# Task item:
This exercise calls for copying every line below that holds the word "header".

════════════════════

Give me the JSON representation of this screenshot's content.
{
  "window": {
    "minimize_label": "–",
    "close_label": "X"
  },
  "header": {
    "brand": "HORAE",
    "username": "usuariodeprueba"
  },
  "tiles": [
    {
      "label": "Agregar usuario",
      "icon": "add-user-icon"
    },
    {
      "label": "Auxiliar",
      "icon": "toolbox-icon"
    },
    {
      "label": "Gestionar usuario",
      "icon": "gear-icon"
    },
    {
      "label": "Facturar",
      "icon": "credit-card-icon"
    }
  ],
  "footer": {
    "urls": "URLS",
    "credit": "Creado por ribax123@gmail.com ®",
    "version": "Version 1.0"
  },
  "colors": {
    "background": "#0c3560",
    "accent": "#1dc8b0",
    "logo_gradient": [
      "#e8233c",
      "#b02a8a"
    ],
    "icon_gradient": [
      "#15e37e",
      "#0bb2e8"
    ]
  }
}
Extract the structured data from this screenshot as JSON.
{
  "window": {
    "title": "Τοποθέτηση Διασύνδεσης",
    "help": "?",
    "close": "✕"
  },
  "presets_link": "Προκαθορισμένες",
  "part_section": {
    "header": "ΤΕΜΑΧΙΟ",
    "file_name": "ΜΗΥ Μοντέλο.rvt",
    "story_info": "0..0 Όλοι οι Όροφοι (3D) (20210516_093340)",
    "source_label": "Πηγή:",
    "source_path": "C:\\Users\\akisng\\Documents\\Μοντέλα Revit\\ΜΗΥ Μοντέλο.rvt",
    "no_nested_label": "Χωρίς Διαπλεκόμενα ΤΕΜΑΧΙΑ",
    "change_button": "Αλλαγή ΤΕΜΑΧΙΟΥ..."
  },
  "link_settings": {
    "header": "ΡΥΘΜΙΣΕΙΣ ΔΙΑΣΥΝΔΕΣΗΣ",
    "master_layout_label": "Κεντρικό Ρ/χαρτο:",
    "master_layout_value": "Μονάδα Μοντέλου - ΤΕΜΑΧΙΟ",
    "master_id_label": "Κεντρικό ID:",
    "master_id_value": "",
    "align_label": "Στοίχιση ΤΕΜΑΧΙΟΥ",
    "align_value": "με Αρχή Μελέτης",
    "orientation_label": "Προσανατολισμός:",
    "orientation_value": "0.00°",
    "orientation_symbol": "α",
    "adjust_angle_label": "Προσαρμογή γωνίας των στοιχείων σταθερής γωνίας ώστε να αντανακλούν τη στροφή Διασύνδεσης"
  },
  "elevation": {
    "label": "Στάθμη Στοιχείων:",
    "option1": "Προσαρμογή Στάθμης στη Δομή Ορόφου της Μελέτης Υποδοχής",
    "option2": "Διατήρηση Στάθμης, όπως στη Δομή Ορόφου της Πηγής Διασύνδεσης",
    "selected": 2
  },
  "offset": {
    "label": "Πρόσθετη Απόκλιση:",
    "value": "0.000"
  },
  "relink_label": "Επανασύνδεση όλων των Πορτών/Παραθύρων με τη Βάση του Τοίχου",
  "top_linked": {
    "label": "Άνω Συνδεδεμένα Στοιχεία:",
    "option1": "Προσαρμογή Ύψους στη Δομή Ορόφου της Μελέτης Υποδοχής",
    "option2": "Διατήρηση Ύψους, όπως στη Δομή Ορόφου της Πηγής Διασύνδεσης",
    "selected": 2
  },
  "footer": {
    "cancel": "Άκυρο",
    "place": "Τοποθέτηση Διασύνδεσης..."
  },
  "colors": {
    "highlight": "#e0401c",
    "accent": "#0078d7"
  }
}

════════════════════

# Written response:
  "header": {
    "header": "ΤΕΜΑΧΙΟ",
    "header": "ΡΥΘΜΙΣΕΙΣ ΔΙΑΣΥΝΔΕΣΗΣ",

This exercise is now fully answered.